I was offered quite a few big-budget comedies back then: The Nutty Professor, Legally Blonde, George of the Jungle, Dr. Dolittle, The Ladies Man, etc. And there were a lot of movies that I really wanted to do, but did not get the job: Liar Liar, Ace Ventura, Men in Black, etc. The producer for Ace Ventura told my agent he didn’t think I could do a comedy. Obviously that was before Wayne’s World.
It was working with the Weinsteins on Senseless that made me want to quit the business. Marlon Wayans was attached and I had really wanted to work with him. The original script was hilarious and I felt I could make a big fat comedy hit. However, we kept getting scene rewrites from Dimension, Bob Weinstein’s company. I would argue that they did not work, but Bob said, “It’s my fuckin’ money and I’ll spend it any way I want.” Then, to top it off, he and Harvey came up with a new ending, which I was contractually obligated to shoot. Their input really messed up the movie, in my opinion. Wayans and Spade made a great team, but my concept of comedy and Bob and Harvey’s were from different planets. While shooting, we got all kinds of crazy calls, notes, and rewrites to the point where we started calling Dimension “Dementia.”

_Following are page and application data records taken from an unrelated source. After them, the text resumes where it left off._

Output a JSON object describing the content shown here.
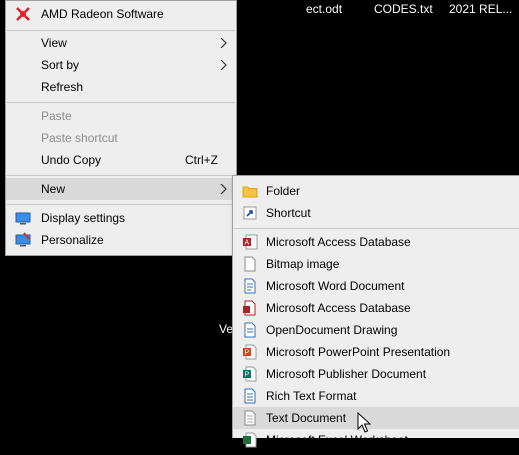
{
  "desktop": {
    "file_1": "ect.odt",
    "file_2": "CODES.txt",
    "file_3": "2021 REL...",
    "fragment": "Ve"
  },
  "context_menu": {
    "amd": "AMD Radeon Software",
    "view": "View",
    "sort_by": "Sort by",
    "refresh": "Refresh",
    "paste": "Paste",
    "paste_shortcut": "Paste shortcut",
    "undo_copy": "Undo Copy",
    "undo_shortcut": "Ctrl+Z",
    "new": "New",
    "display_settings": "Display settings",
    "personalize": "Personalize"
  },
  "new_submenu": {
    "items": [
      "Folder",
      "Shortcut",
      "Microsoft Access Database",
      "Bitmap image",
      "Microsoft Word Document",
      "Microsoft Access Database",
      "OpenDocument Drawing",
      "Microsoft PowerPoint Presentation",
      "Microsoft Publisher Document",
      "Rich Text Format",
      "Text Document",
      "Microsoft Excel Worksheet"
    ]
  },
  "icons": {
    "amd": "amd-radeon-icon",
    "display": "monitor-icon",
    "personalize": "paintbrush-monitor-icon",
    "folder": "folder-icon",
    "shortcut": "shortcut-arrow-icon",
    "access": "access-db-icon",
    "bitmap": "document-icon",
    "word": "document-icon",
    "access2": "access-doc-icon",
    "odg": "document-icon",
    "ppt": "powerpoint-icon",
    "pub": "publisher-icon",
    "rtf": "document-icon",
    "txt": "document-icon"
  },
  "colors": {
    "menu_bg": "#eeeeee",
    "highlight": "#d9d9d9",
    "disabled_text": "#8c8c8c",
    "amd_red": "#e0202a",
    "folder_yellow": "#f5c242"
  }
}
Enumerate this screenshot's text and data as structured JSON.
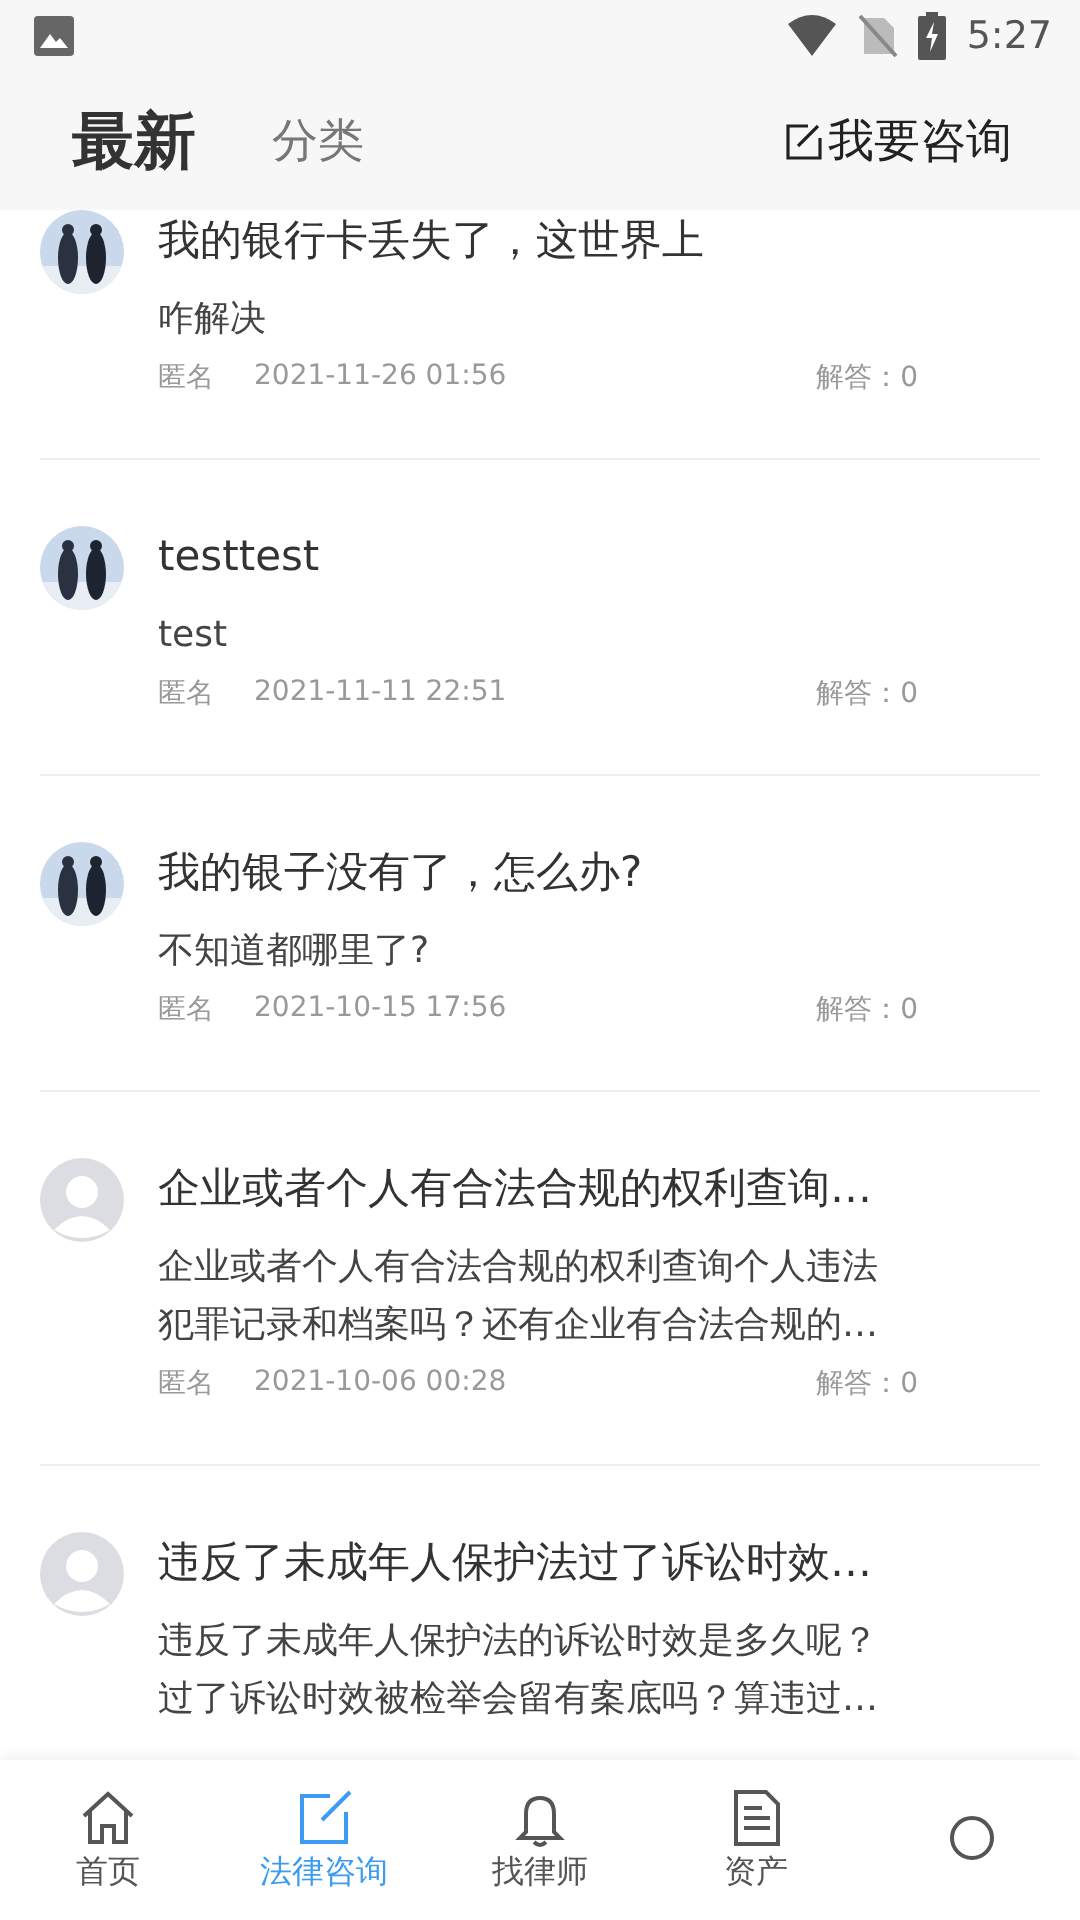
{
  "status_bar": {
    "time": "5:27"
  },
  "header": {
    "tabs": [
      {
        "label": "最新",
        "selected": true
      },
      {
        "label": "分类",
        "selected": false
      }
    ],
    "action": "我要咨询"
  },
  "questions": [
    {
      "title": "我的银行卡丢失了，这世界上",
      "description": "咋解决",
      "author": "匿名",
      "date": "2021-11-26 01:56",
      "answers": "解答：0"
    },
    {
      "title": "testtest",
      "description": "test",
      "author": "匿名",
      "date": "2021-11-11 22:51",
      "answers": "解答：0"
    },
    {
      "title": "我的银子没有了，怎么办?",
      "description": "不知道都哪里了?",
      "author": "匿名",
      "date": "2021-10-15 17:56",
      "answers": "解答：0"
    },
    {
      "avatar": {
        "kind": "default"
      },
      "title": "企业或者个人有合法合规的权利查询…",
      "description": "企业或者个人有合法合规的权利查询个人违法犯罪记录和档案吗？还有企业有合法合规的…",
      "author": "匿名",
      "date": "2021-10-06 00:28",
      "answers": "解答：0"
    },
    {
      "avatar": {
        "kind": "default"
      },
      "title": "违反了未成年人保护法过了诉讼时效…",
      "description": "违反了未成年人保护法的诉讼时效是多久呢？过了诉讼时效被检举会留有案底吗？算违过…"
    }
  ],
  "bottom_nav": [
    {
      "label": "首页",
      "selected": false
    },
    {
      "label": "法律咨询",
      "selected": true
    },
    {
      "label": "找律师",
      "selected": false
    },
    {
      "label": "资产",
      "selected": false
    },
    {
      "selected": false
    }
  ]
}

After that awful experience, I got a lot of calls for interviews, but I could never seem to get the gig. I naively concluded it was because of the lack of success of Senseless. However, in retrospect, I’m pretty sure it was because the Weinsteins were bad rapping me. Producers and studios always call the last company you worked with to get a recommendation. Thanks guys. I’m like many others: the Weinsteins wrecked my career. It was the end of the ’90s and none of us knew the evil we were dealing with.
I don’t know what came first: that Hollywood fired me or I quit Hollywood. I do know that after my pretty-damn-good track record I should have been able to get a job. I turned my creative urges back to documentaries, the truly gratifying endeavor that got me started in the first place. I shot The Decline of Western Civilization: Part III and We Sold Our Souls for Rock ’n Roll, produced by Sharon and Ozzy Osbourne. Neither film got a release back then. The only offers for Part III stipulated I give over the rights to the first two Decline films, which I refused to do. I was originally told by Sharon’s team that all the music rights were cleared for Sold Our Souls, but then found out, after working on it for two and a half years, that it could not be released because the music rights were not cleared. The ’90s were a lot of highs and a lot of lows. I build houses now. And I’m really good at it.
prev link: https://www.crfashionbook.com/culture/a23110340/penelope-spheeris-cr-men-issue-7/
createdAt:Thu, 13 Sep 2018 03:34:08 +0000
displayType:Long Form Article